**** SUPPLIED RECORDS ****

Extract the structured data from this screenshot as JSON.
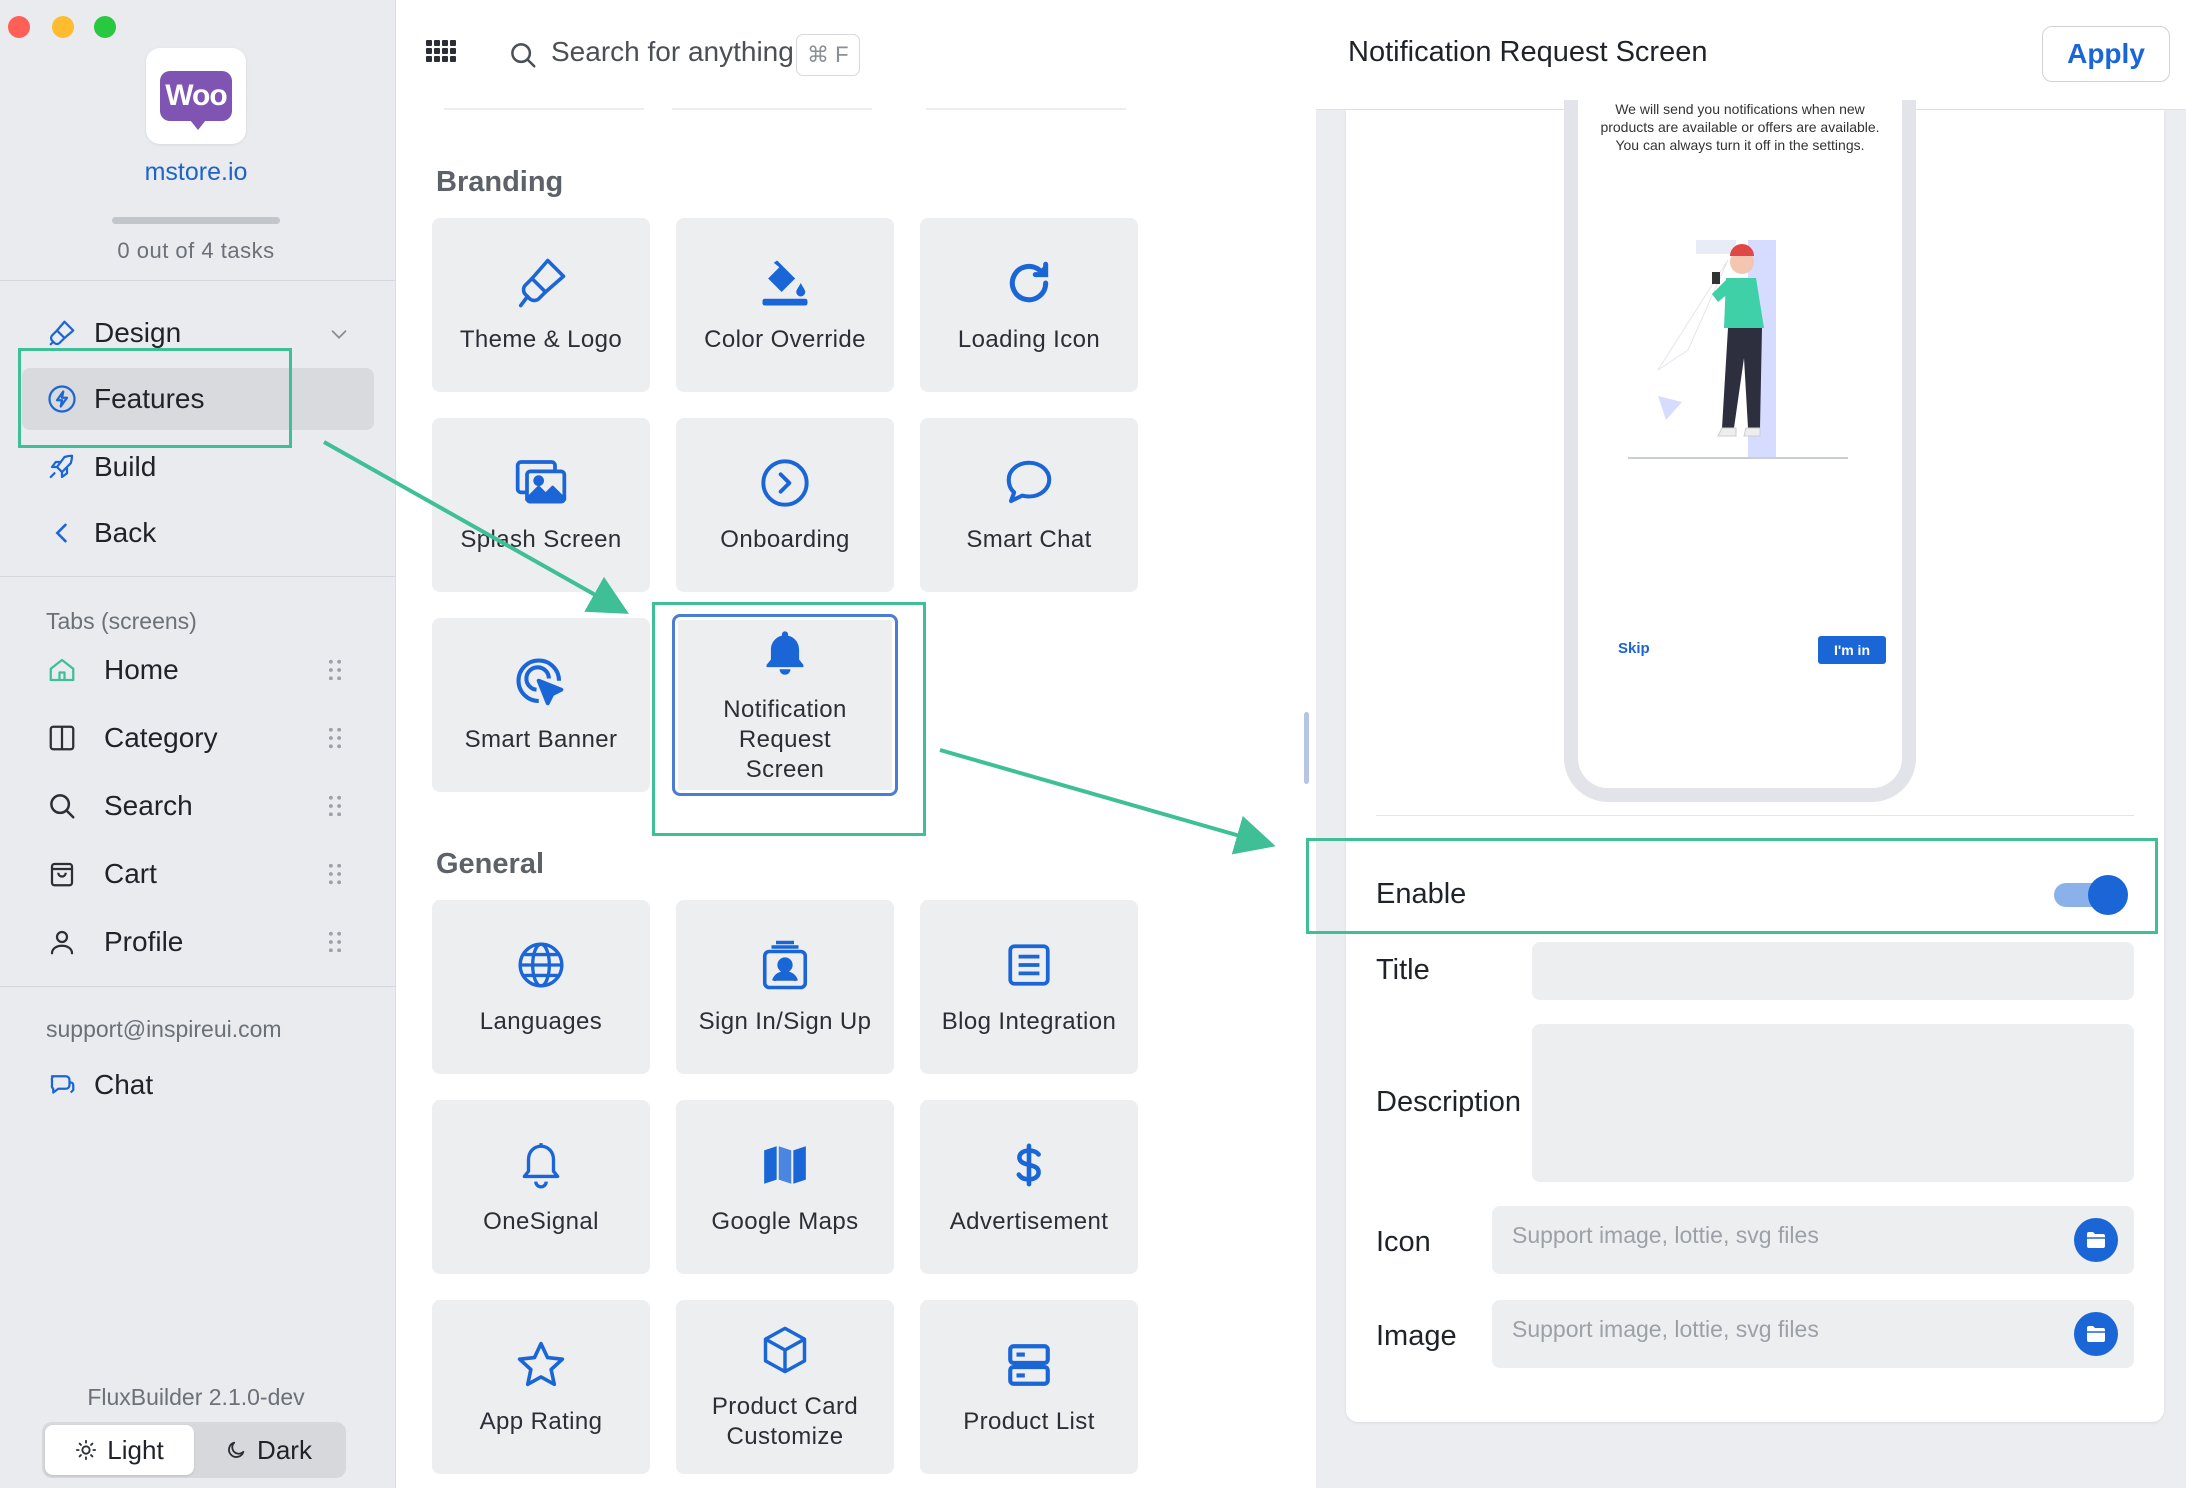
{
  "window": {
    "controls": [
      "close",
      "minimize",
      "zoom"
    ]
  },
  "sidebar": {
    "logo_text": "Woo",
    "store_name": "mstore.io",
    "progress": {
      "done": 0,
      "total": 4,
      "text": "0 out of 4 tasks"
    },
    "nav": [
      {
        "label": "Design",
        "icon": "paintbrush-icon",
        "expandable": true
      },
      {
        "label": "Features",
        "icon": "lightning-icon",
        "active": true
      },
      {
        "label": "Build",
        "icon": "rocket-icon"
      },
      {
        "label": "Back",
        "icon": "chevron-left-icon"
      }
    ],
    "tabs_label": "Tabs (screens)",
    "tabs": [
      {
        "label": "Home",
        "icon": "home-icon"
      },
      {
        "label": "Category",
        "icon": "columns-icon"
      },
      {
        "label": "Search",
        "icon": "search-icon"
      },
      {
        "label": "Cart",
        "icon": "bag-icon"
      },
      {
        "label": "Profile",
        "icon": "user-icon"
      }
    ],
    "support_email": "support@inspireui.com",
    "chat_label": "Chat",
    "version": "FluxBuilder 2.1.0-dev",
    "theme": {
      "light": "Light",
      "dark": "Dark",
      "selected": "Light"
    }
  },
  "middle": {
    "search_placeholder": "Search for anything",
    "search_shortcut": "⌘ F",
    "groups": [
      {
        "title": "Branding",
        "tiles": [
          {
            "label": "Theme & Logo",
            "icon": "paintbrush-icon"
          },
          {
            "label": "Color Override",
            "icon": "paint-bucket-icon"
          },
          {
            "label": "Loading Icon",
            "icon": "refresh-icon"
          },
          {
            "label": "Splash Screen",
            "icon": "images-icon"
          },
          {
            "label": "Onboarding",
            "icon": "circle-chevron-right-icon"
          },
          {
            "label": "Smart Chat",
            "icon": "chat-bubble-icon"
          },
          {
            "label": "Smart Banner",
            "icon": "target-pointer-icon"
          },
          {
            "label": "Notification Request Screen",
            "icon": "bell-icon",
            "selected": true
          }
        ]
      },
      {
        "title": "General",
        "tiles": [
          {
            "label": "Languages",
            "icon": "globe-icon"
          },
          {
            "label": "Sign In/Sign Up",
            "icon": "id-card-icon"
          },
          {
            "label": "Blog Integration",
            "icon": "document-icon"
          },
          {
            "label": "OneSignal",
            "icon": "bell-outline-icon"
          },
          {
            "label": "Google Maps",
            "icon": "map-icon"
          },
          {
            "label": "Advertisement",
            "icon": "dollar-icon"
          },
          {
            "label": "App Rating",
            "icon": "star-icon"
          },
          {
            "label": "Product Card Customize",
            "icon": "cube-icon"
          },
          {
            "label": "Product List",
            "icon": "server-icon"
          }
        ]
      }
    ]
  },
  "right": {
    "title": "Notification Request Screen",
    "apply_label": "Apply",
    "preview": {
      "message": "We will send you notifications when new products are available or offers are available. You can always turn it off in the settings.",
      "skip_label": "Skip",
      "confirm_label": "I'm in"
    },
    "form": {
      "enable_label": "Enable",
      "enabled": true,
      "title_label": "Title",
      "title_value": "",
      "description_label": "Description",
      "description_value": "",
      "icon_label": "Icon",
      "icon_placeholder": "Support image, lottie, svg files",
      "image_label": "Image",
      "image_placeholder": "Support image, lottie, svg files"
    }
  },
  "colors": {
    "accent": "#1a66d6",
    "annotation": "#3fbf95",
    "sidebar_bg": "#e9ebee",
    "tile_bg": "#eceef0"
  }
}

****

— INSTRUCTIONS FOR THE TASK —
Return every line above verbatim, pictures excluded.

— COMPLETED TASK —
Extract the structured data from this screenshot as JSON.
{
  "window": {
    "controls": [
      "close",
      "minimize",
      "zoom"
    ]
  },
  "sidebar": {
    "logo_text": "Woo",
    "store_name": "mstore.io",
    "progress": {
      "done": 0,
      "total": 4,
      "text": "0 out of 4 tasks"
    },
    "nav": [
      {
        "label": "Design",
        "icon": "paintbrush-icon",
        "expandable": true
      },
      {
        "label": "Features",
        "icon": "lightning-icon",
        "active": true
      },
      {
        "label": "Build",
        "icon": "rocket-icon"
      },
      {
        "label": "Back",
        "icon": "chevron-left-icon"
      }
    ],
    "tabs_label": "Tabs (screens)",
    "tabs": [
      {
        "label": "Home",
        "icon": "home-icon"
      },
      {
        "label": "Category",
        "icon": "columns-icon"
      },
      {
        "label": "Search",
        "icon": "search-icon"
      },
      {
        "label": "Cart",
        "icon": "bag-icon"
      },
      {
        "label": "Profile",
        "icon": "user-icon"
      }
    ],
    "support_email": "support@inspireui.com",
    "chat_label": "Chat",
    "version": "FluxBuilder 2.1.0-dev",
    "theme": {
      "light": "Light",
      "dark": "Dark",
      "selected": "Light"
    }
  },
  "middle": {
    "search_placeholder": "Search for anything",
    "search_shortcut": "⌘ F",
    "groups": [
      {
        "title": "Branding",
        "tiles": [
          {
            "label": "Theme & Logo",
            "icon": "paintbrush-icon"
          },
          {
            "label": "Color Override",
            "icon": "paint-bucket-icon"
          },
          {
            "label": "Loading Icon",
            "icon": "refresh-icon"
          },
          {
            "label": "Splash Screen",
            "icon": "images-icon"
          },
          {
            "label": "Onboarding",
            "icon": "circle-chevron-right-icon"
          },
          {
            "label": "Smart Chat",
            "icon": "chat-bubble-icon"
          },
          {
            "label": "Smart Banner",
            "icon": "target-pointer-icon"
          },
          {
            "label": "Notification Request Screen",
            "icon": "bell-icon",
            "selected": true
          }
        ]
      },
      {
        "title": "General",
        "tiles": [
          {
            "label": "Languages",
            "icon": "globe-icon"
          },
          {
            "label": "Sign In/Sign Up",
            "icon": "id-card-icon"
          },
          {
            "label": "Blog Integration",
            "icon": "document-icon"
          },
          {
            "label": "OneSignal",
            "icon": "bell-outline-icon"
          },
          {
            "label": "Google Maps",
            "icon": "map-icon"
          },
          {
            "label": "Advertisement",
            "icon": "dollar-icon"
          },
          {
            "label": "App Rating",
            "icon": "star-icon"
          },
          {
            "label": "Product Card Customize",
            "icon": "cube-icon"
          },
          {
            "label": "Product List",
            "icon": "server-icon"
          }
        ]
      }
    ]
  },
  "right": {
    "title": "Notification Request Screen",
    "apply_label": "Apply",
    "preview": {
      "message": "We will send you notifications when new products are available or offers are available. You can always turn it off in the settings.",
      "skip_label": "Skip",
      "confirm_label": "I'm in"
    },
    "form": {
      "enable_label": "Enable",
      "enabled": true,
      "title_label": "Title",
      "title_value": "",
      "description_label": "Description",
      "description_value": "",
      "icon_label": "Icon",
      "icon_placeholder": "Support image, lottie, svg files",
      "image_label": "Image",
      "image_placeholder": "Support image, lottie, svg files"
    }
  },
  "colors": {
    "accent": "#1a66d6",
    "annotation": "#3fbf95",
    "sidebar_bg": "#e9ebee",
    "tile_bg": "#eceef0"
  }
}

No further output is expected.